== REQUIRED ACTION ==
Each line of the data that includes "heading" must be copied.

BEGIN DATASET

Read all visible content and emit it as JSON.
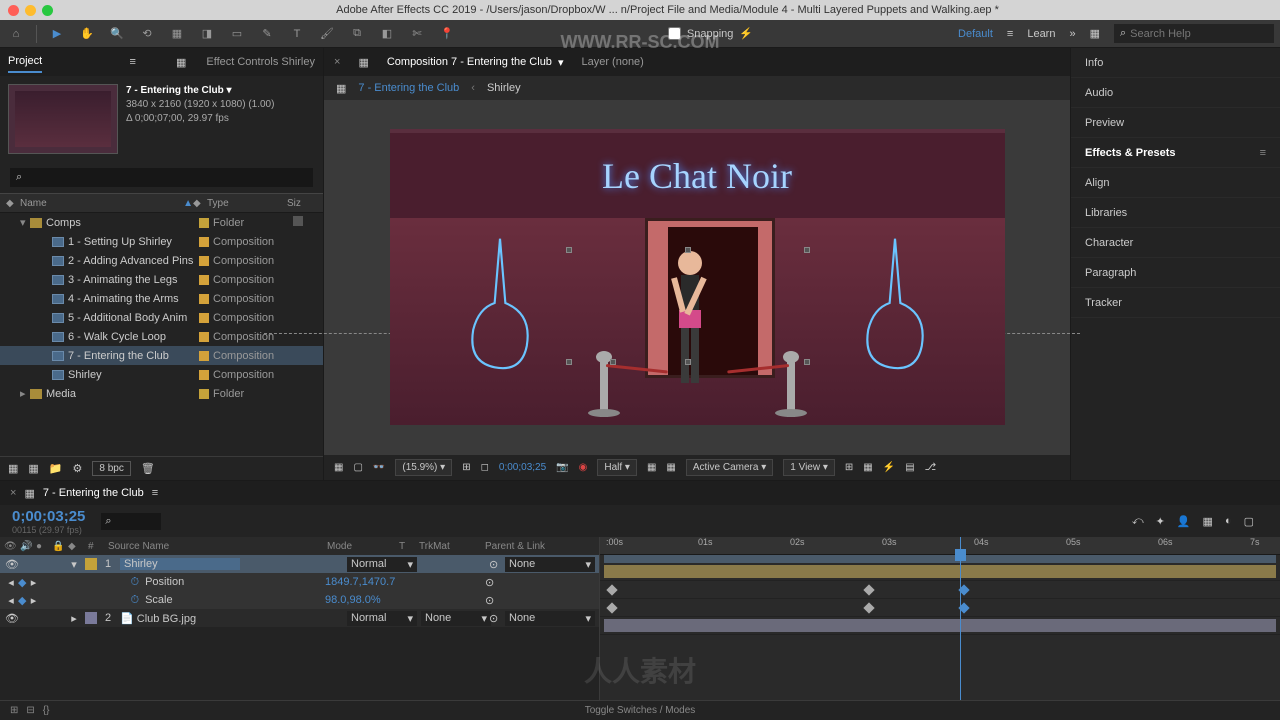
{
  "title": "Adobe After Effects CC 2019 - /Users/jason/Dropbox/W ... n/Project File and Media/Module 4 - Multi Layered Puppets and Walking.aep *",
  "toolbar": {
    "snapping": "Snapping",
    "workspace": "Default",
    "learn": "Learn",
    "search_placeholder": "Search Help"
  },
  "project": {
    "tab_project": "Project",
    "tab_effect_controls": "Effect Controls Shirley",
    "active_comp": {
      "name": "7 - Entering the Club ▾",
      "dims": "3840 x 2160  (1920 x 1080) (1.00)",
      "duration": "Δ 0;00;07;00, 29.97 fps"
    },
    "columns": {
      "name": "Name",
      "type": "Type",
      "size": "Siz"
    },
    "bpc": "8 bpc",
    "tree": [
      {
        "indent": 0,
        "kind": "folder",
        "open": true,
        "label": "Comps",
        "type": "Folder",
        "sizeicon": true
      },
      {
        "indent": 1,
        "kind": "comp",
        "label": "1 - Setting Up Shirley",
        "type": "Composition"
      },
      {
        "indent": 1,
        "kind": "comp",
        "label": "2 - Adding Advanced Pins",
        "type": "Composition"
      },
      {
        "indent": 1,
        "kind": "comp",
        "label": "3 - Animating the Legs",
        "type": "Composition"
      },
      {
        "indent": 1,
        "kind": "comp",
        "label": "4 - Animating the Arms",
        "type": "Composition"
      },
      {
        "indent": 1,
        "kind": "comp",
        "label": "5 - Additional Body Anim",
        "type": "Composition"
      },
      {
        "indent": 1,
        "kind": "comp",
        "label": "6 - Walk Cycle Loop",
        "type": "Composition"
      },
      {
        "indent": 1,
        "kind": "comp",
        "label": "7 - Entering the Club",
        "type": "Composition",
        "selected": true
      },
      {
        "indent": 1,
        "kind": "comp",
        "label": "Shirley",
        "type": "Composition"
      },
      {
        "indent": 0,
        "kind": "folder",
        "open": false,
        "label": "Media",
        "type": "Folder"
      }
    ]
  },
  "composition": {
    "tab_active": "Composition 7 - Entering the Club",
    "tab_layer": "Layer (none)",
    "breadcrumb": [
      "7 - Entering the Club",
      "Shirley"
    ],
    "sign_text": "Le Chat Noir",
    "zoom": "(15.9%)",
    "time": "0;00;03;25",
    "resolution": "Half",
    "camera": "Active Camera",
    "view": "1 View"
  },
  "right_panels": [
    "Info",
    "Audio",
    "Preview",
    "Effects & Presets",
    "Align",
    "Libraries",
    "Character",
    "Paragraph",
    "Tracker"
  ],
  "right_active": "Effects & Presets",
  "timeline": {
    "tab": "7 - Entering the Club",
    "timecode": "0;00;03;25",
    "frame": "00115 (29.97 fps)",
    "columns": {
      "source": "Source Name",
      "mode": "Mode",
      "t": "T",
      "trkmat": "TrkMat",
      "parent": "Parent & Link"
    },
    "layers": [
      {
        "num": "1",
        "name": "Shirley",
        "mode": "Normal",
        "parent": "None",
        "selected": true,
        "kind": "comp",
        "props": [
          {
            "name": "Position",
            "value": "1849.7,1470.7"
          },
          {
            "name": "Scale",
            "value": "98.0,98.0%"
          }
        ]
      },
      {
        "num": "2",
        "name": "Club BG.jpg",
        "mode": "Normal",
        "trkmat": "None",
        "parent": "None",
        "kind": "image"
      }
    ],
    "ruler": [
      ":00s",
      "01s",
      "02s",
      "03s",
      "04s",
      "05s",
      "06s",
      "7s"
    ],
    "footer": "Toggle Switches / Modes",
    "keyframes": {
      "position": [
        8,
        265,
        360
      ],
      "scale": [
        8,
        265,
        360
      ]
    }
  },
  "watermark": "人人素材",
  "watermark_url": "WWW.RR-SC.COM"
}
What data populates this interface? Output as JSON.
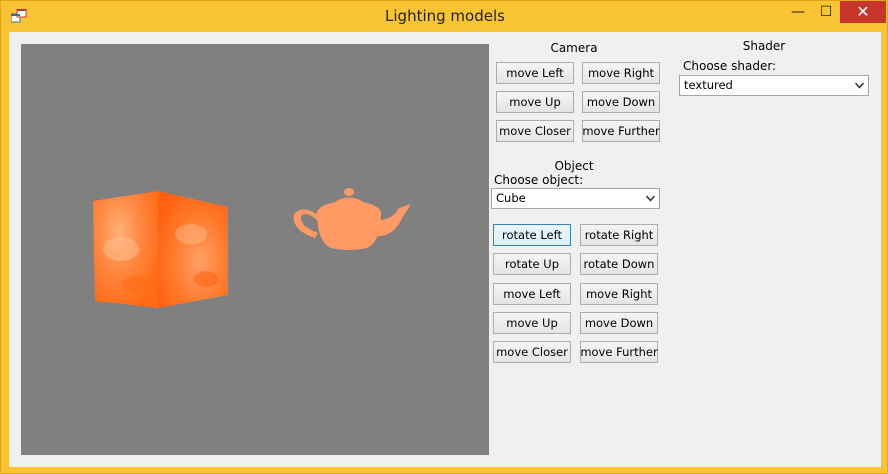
{
  "window": {
    "title": "Lighting models",
    "controls": {
      "minimize": "—",
      "maximize": "☐",
      "close": "✕"
    }
  },
  "camera": {
    "heading": "Camera",
    "buttons": [
      "move Left",
      "move Right",
      "move Up",
      "move Down",
      "move Closer",
      "move Further"
    ]
  },
  "shader": {
    "heading": "Shader",
    "label": "Choose shader:",
    "selected": "textured"
  },
  "object": {
    "heading": "Object",
    "label": "Choose object:",
    "selected": "Cube",
    "buttons": [
      "rotate Left",
      "rotate Right",
      "rotate Up",
      "rotate Down",
      "move Left",
      "move Right",
      "move Up",
      "move Down",
      "move Closer",
      "move Further"
    ]
  },
  "scene": {
    "background_color": "#808080",
    "object_color": "#ff8040",
    "objects": [
      "cube",
      "teapot"
    ]
  },
  "icons": [
    "app-icon",
    "chevron-down-icon"
  ]
}
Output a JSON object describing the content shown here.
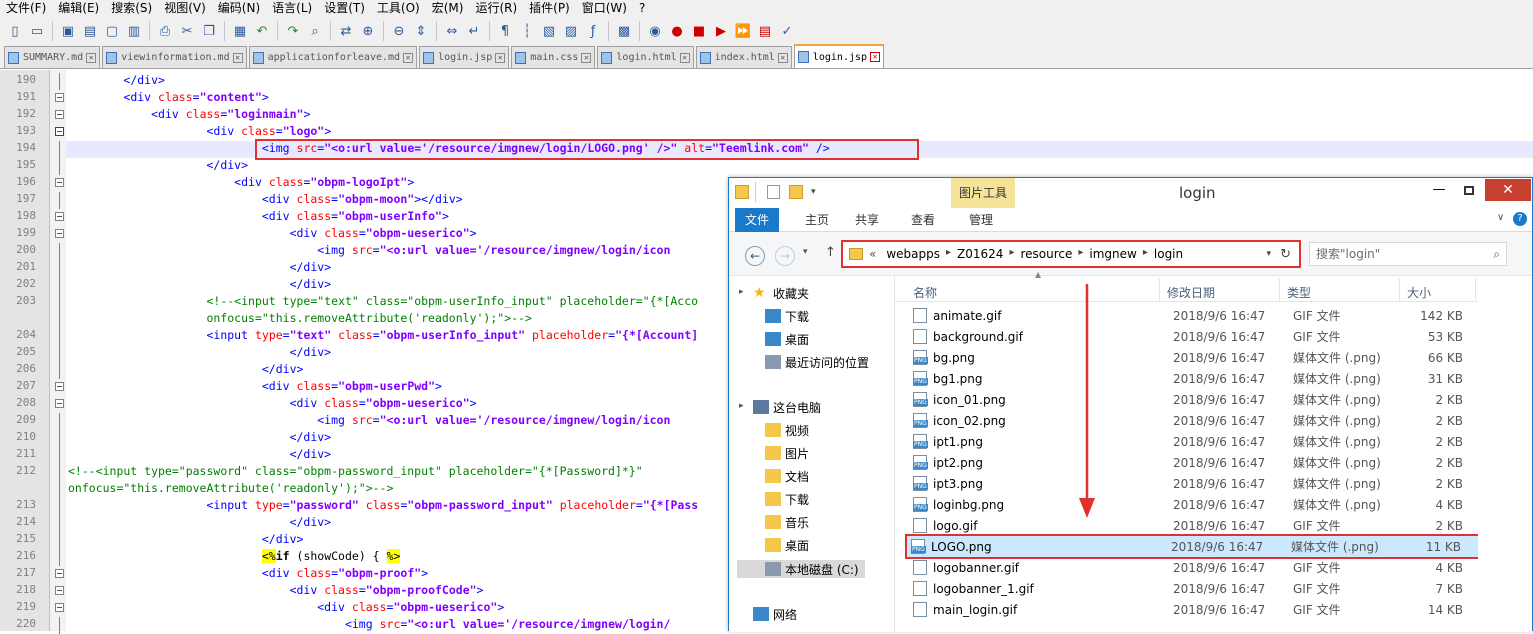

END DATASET

== TASK RESPONSE ==
    "heading": "Camera",
    "heading": "Shader",
    "heading": "Object",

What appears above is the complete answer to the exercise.